Latest News from NPR

on:

NCPR is supported by:

 
Hourly Newscast
4 min., 45 sec.

Programs

Latest program rundown

Coming up:

Latest Features:
April 23, 2014 | NPR · They say they were placed on the list for refusing to inform on other Muslims. The suit is part of a broad wave of cases challenging the secretive no-fly list and U.S. counterterrorism strategies.
 
Courtesy of Sertoma Centre
April 23, 2014 | NPR · Activists say a federal law that allows employers to pay people with disabilities pennies per hour is out of date and should be changed. But some say the law is a lifeline for the disabled.
 
AP
April 23, 2014 | NPR · Shakespeare's Globe Theater aims to take the Bard's iconic play to every country in the world. It will perform everywhere from prestigious theaters to Pacific island beaches.
 

Latest program rundown

Coming up:

Latest Features:
April 21, 2014 | NPR · Last year a scientist said he'd found a new form of botulinum toxin, and was keeping details secret to keep the recipe from terrorists. But other science and public health labs were shut out, too.
 
April 23, 2014 | NPR · Pharmaceutical companies are suddenly trading entire divisions the way sports teams swap players. Glaxo, Novartis and Ely Lily are all involved in a complicated deal announced Tuesday, and so far this year, five deals exceeding $2 billion have been announced. What's driving the deal-making?
 
Barcroft Media/Landov
April 23, 2014 | NPR · For decades, a mysterious quacking "bio-duck" has been heard roaming the waters of the Southern Ocean. Now scientists say the source is a whale.
 

Latest Saturday rundown




WE Saturday Feature

April 19, 2014 | NPR · The search continues for hundreds of people, mostly students, who were on board a South Korean ferry when it sank this week. Correspondent Anthony Kuhn shares the latest with NPR's Wade Goodwyn.
 

Latest Sunday rundown


WE Sunday Feature
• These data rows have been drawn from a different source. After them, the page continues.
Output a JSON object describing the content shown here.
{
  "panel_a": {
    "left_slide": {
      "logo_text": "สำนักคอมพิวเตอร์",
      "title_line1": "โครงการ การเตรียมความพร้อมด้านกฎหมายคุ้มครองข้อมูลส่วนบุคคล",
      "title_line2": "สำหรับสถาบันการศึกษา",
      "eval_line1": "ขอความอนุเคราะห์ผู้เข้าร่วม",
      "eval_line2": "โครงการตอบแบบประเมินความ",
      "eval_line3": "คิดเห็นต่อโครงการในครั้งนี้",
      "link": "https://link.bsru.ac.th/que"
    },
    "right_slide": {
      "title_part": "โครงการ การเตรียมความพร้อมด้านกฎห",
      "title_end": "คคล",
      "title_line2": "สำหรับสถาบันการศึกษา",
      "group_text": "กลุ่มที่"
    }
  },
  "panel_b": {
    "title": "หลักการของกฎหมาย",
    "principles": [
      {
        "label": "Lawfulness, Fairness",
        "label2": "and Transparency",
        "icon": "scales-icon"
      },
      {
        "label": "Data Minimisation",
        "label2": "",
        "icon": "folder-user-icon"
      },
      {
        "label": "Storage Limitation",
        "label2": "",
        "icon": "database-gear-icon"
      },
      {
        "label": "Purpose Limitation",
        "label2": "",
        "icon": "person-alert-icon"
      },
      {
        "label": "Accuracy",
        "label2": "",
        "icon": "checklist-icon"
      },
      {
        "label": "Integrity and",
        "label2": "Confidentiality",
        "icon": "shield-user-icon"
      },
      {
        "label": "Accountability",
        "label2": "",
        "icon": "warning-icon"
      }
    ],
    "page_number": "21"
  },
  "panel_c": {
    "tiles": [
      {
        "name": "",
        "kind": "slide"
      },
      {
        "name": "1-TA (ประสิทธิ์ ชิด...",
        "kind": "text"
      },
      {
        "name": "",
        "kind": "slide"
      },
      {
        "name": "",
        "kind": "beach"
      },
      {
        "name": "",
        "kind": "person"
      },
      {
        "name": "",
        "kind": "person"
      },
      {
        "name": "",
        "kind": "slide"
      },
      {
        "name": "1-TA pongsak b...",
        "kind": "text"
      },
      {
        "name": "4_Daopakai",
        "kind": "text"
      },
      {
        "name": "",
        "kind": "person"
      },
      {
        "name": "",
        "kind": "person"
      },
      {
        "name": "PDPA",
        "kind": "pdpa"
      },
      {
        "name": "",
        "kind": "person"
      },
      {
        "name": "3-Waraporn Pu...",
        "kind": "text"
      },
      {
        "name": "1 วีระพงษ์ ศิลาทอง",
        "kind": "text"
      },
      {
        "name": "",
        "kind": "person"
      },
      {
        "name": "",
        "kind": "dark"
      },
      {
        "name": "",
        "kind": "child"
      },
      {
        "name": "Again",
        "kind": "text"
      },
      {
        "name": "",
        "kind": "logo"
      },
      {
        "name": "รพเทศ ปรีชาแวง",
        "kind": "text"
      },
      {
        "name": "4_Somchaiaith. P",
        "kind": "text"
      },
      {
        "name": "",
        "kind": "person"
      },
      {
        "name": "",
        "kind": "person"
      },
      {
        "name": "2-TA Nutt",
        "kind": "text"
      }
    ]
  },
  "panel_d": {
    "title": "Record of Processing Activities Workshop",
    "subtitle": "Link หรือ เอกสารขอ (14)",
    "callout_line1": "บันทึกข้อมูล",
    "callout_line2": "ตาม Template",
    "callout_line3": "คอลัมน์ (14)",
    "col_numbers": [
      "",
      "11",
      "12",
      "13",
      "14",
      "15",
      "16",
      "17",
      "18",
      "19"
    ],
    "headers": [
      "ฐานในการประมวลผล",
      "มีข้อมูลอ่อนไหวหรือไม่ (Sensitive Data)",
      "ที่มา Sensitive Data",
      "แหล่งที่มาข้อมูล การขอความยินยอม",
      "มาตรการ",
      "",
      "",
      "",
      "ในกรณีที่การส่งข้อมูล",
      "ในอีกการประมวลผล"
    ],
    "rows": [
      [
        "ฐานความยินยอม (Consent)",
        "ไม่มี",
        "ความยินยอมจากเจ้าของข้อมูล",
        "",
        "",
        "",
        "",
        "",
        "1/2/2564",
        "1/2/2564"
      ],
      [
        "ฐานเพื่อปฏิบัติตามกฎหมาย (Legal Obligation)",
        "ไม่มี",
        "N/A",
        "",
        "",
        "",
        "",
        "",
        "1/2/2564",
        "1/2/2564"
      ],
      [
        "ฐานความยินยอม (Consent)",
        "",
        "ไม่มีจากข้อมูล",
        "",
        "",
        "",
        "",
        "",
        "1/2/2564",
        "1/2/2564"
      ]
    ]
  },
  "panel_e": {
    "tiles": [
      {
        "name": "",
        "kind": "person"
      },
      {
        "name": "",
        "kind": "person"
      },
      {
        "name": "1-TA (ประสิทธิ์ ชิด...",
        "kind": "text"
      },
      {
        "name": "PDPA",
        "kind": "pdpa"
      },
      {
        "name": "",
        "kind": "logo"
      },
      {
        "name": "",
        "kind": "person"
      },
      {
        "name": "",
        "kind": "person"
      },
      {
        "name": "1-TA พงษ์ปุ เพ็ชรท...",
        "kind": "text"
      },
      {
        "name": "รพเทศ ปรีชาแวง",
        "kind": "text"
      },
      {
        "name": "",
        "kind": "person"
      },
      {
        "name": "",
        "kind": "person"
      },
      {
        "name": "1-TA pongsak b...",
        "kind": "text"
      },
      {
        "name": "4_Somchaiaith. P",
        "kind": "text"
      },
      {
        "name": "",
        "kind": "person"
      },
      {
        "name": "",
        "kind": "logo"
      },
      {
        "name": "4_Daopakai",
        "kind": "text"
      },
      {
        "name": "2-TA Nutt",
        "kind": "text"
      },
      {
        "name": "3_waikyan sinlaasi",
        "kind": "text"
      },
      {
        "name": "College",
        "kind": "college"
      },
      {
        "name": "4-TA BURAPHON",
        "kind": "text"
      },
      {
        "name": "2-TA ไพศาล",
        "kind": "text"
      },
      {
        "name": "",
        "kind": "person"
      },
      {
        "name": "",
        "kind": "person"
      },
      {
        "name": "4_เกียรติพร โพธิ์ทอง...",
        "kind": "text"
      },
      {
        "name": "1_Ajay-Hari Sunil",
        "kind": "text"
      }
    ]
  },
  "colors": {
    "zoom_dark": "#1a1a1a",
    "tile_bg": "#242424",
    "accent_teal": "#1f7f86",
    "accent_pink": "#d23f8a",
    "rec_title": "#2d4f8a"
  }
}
April 20, 2014 | NPR · Monday is the 2014 Boston Marathon. Security will be tight, and this year's race will be an emotional event that will be about more than who wins.
 

Latest program rundown

Coming up:

Medical policy

Sep 9, 2010 — As summer ends, it's time for brainy reads you may have missed in hardcover. Wolf Hall, set in the court of Henry VIII, won the 2009 Booker Prize. Former nun Karen Armstrong takes on the atheists in The Case for God. Barbara Ehrenreich pops the bubble of American optimism with her usual wit — and more.
Comments |
Dec 29, 2009 — If these books prove anything, it's that the legacy of nonfiction storytelling is still very much alive. Steve Weinberg's picks reflect the depth and diversity of the 2009 current affairs library, ranging from investigations of the role of women in America to a look at what it means to sit supreme on the highest court in the U.S.
Comments |
Dec 29, 2009 — In his health care expose, T.R. Reid, a reporter for the Washington Post, reveals numerous opponents of American health care reform as liars, or at best, ill-informed. Reid discusses the benefits of overseas health care programs and tries to dispel the fearful myth of "socialized health care."
Comments |
May 11, 2009 — Everyone agrees about the need for health care reform. Management and labor. Insurers and health care providers. Everyone is at the table. So could 2009 be the year we finally reform health care? Commentator Michael Cannon says don't count on it.
Comments |
Feb 19, 2009 — Some may say the time for debating Obama's stimulus package has past, that the train has left the station. But the Cato Institute's Michael Cannon wonders whether it actually left the station, or if it's just spinning its wheels.
Comments |
Jan 31, 2006 — Dr. Christine Cassel says physicians and their patients are still adapting to the federal plan to use Medicare to pay for prescription drugs. In Medicare Matters, Cassel analyzes today's Medicare system — and makes an argument for reforming it.
Launch in player | Comments |
more Medical policy from NPR